The kitchen floor - a germ trap
The kitchen floor is potentially one of the dirtiest places in the house. Not only are there foodspills, but it carries a lot of traffic from humans and pets. Once grease and dirt get a foothold on your floor, so could germs, viruses, mould, mildew and bacteria.
Because of this, it is essential to choose the flooring carefully – linoleum and washable tiles are preferable. Carpets should not be installed in kitchens, as they become bacteria traps once food spills on them. Salmonella and Escherichia coli (E.coli) are bacteria very commonly found in kitchens. So are Listeria and Campylobacter, all of which thrive in undercooked meats.
Dirty kitchen floors will also attract cockroaches, so if you're fighting this battle, it is a good idea to keep the floors scrupulously clean.
How to keep the kitchen floor clean
Mopping the kitchen floor is probably not at the top of your favourite activities. Make yourself a cup of tea, switch on the radio and get going, because this is an important job.
How you clean it, depends on the floor covering. Generally, it is a good idea to wash the kitchen floor between two and four times per week. If you have small children, a daily wash could be necessary. Start out by sweeping the floor to get rid of crumbs, hair (both animal and human) and any other debris. Move furniture out of the way of necessary.
Fill a bucket with hot water and disinfectant floor cleaner and get a decent mop or floor cleaning tool. Dip in the mop and go over the floor in straight lines. (Do not use too much water, though.) In this way you will not wash the same section twice and skip others. Remember to rinse the mop, otherwise you will merely be slopping the dirt around. It is a good idea to use anti-bacterial liquid when cleaning your floors, as this will kill germs lurking there. There are products on the market that are specifically designed to clean floor tiles - use them, as they can save you time and effort.
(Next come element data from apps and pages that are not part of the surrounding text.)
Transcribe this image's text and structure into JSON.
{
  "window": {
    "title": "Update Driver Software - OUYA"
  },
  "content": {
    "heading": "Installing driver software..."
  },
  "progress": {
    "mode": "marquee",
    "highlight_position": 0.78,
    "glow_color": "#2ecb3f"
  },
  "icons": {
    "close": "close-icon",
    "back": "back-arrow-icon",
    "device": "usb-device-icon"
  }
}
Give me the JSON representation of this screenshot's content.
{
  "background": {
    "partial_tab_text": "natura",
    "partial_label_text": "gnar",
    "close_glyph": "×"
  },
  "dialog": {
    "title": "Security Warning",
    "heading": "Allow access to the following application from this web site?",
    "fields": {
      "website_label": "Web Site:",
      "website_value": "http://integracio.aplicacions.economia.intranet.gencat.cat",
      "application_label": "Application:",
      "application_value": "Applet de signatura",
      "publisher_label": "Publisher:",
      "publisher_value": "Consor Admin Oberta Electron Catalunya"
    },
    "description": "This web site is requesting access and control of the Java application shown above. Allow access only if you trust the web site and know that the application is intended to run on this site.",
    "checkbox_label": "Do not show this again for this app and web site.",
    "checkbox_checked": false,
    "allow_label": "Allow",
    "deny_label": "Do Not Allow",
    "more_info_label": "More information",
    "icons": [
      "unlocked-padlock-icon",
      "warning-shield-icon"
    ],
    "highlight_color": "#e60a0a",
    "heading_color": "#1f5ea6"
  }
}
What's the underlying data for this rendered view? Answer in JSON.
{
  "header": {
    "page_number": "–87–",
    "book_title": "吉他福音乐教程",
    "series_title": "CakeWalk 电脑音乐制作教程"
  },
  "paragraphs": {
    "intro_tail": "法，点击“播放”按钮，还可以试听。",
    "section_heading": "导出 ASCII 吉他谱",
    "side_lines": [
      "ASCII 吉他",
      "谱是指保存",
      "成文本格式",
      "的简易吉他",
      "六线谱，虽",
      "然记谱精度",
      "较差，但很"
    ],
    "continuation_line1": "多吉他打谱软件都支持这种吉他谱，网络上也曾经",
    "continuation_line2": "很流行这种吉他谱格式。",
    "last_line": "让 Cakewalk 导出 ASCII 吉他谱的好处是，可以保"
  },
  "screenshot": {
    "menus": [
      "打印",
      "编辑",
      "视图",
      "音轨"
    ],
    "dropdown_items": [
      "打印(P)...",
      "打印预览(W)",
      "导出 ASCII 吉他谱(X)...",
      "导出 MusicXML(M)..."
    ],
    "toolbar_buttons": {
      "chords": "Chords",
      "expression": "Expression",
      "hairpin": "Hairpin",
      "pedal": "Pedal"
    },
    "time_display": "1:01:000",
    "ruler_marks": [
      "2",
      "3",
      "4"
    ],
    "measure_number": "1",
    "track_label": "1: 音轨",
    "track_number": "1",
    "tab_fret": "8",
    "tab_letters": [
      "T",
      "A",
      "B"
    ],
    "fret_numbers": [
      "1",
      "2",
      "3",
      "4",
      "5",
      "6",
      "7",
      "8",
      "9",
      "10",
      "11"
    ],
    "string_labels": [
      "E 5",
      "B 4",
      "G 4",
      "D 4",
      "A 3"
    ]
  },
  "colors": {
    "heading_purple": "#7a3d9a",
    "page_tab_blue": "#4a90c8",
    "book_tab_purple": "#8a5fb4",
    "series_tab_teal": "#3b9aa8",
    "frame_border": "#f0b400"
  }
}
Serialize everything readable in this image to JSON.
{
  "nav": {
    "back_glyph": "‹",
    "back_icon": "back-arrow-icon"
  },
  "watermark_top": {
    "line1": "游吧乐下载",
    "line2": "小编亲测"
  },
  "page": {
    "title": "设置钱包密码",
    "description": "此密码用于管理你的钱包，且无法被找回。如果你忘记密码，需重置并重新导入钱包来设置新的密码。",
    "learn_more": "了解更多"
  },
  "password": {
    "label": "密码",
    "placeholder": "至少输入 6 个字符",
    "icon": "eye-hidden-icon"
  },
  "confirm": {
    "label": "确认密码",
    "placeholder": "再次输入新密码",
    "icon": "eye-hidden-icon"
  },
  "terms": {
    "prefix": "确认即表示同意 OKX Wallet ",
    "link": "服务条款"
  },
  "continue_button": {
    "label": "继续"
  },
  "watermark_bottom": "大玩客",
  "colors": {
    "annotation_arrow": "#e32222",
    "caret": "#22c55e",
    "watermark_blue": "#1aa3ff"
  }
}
Rinse the floor after washing. Make sure no one walks on it until it is dry, otherwise you will have to start again.
A small paintbrush, dipped in detergent could help you get into those nooks and crannies and corners where brooms and mops can't reach.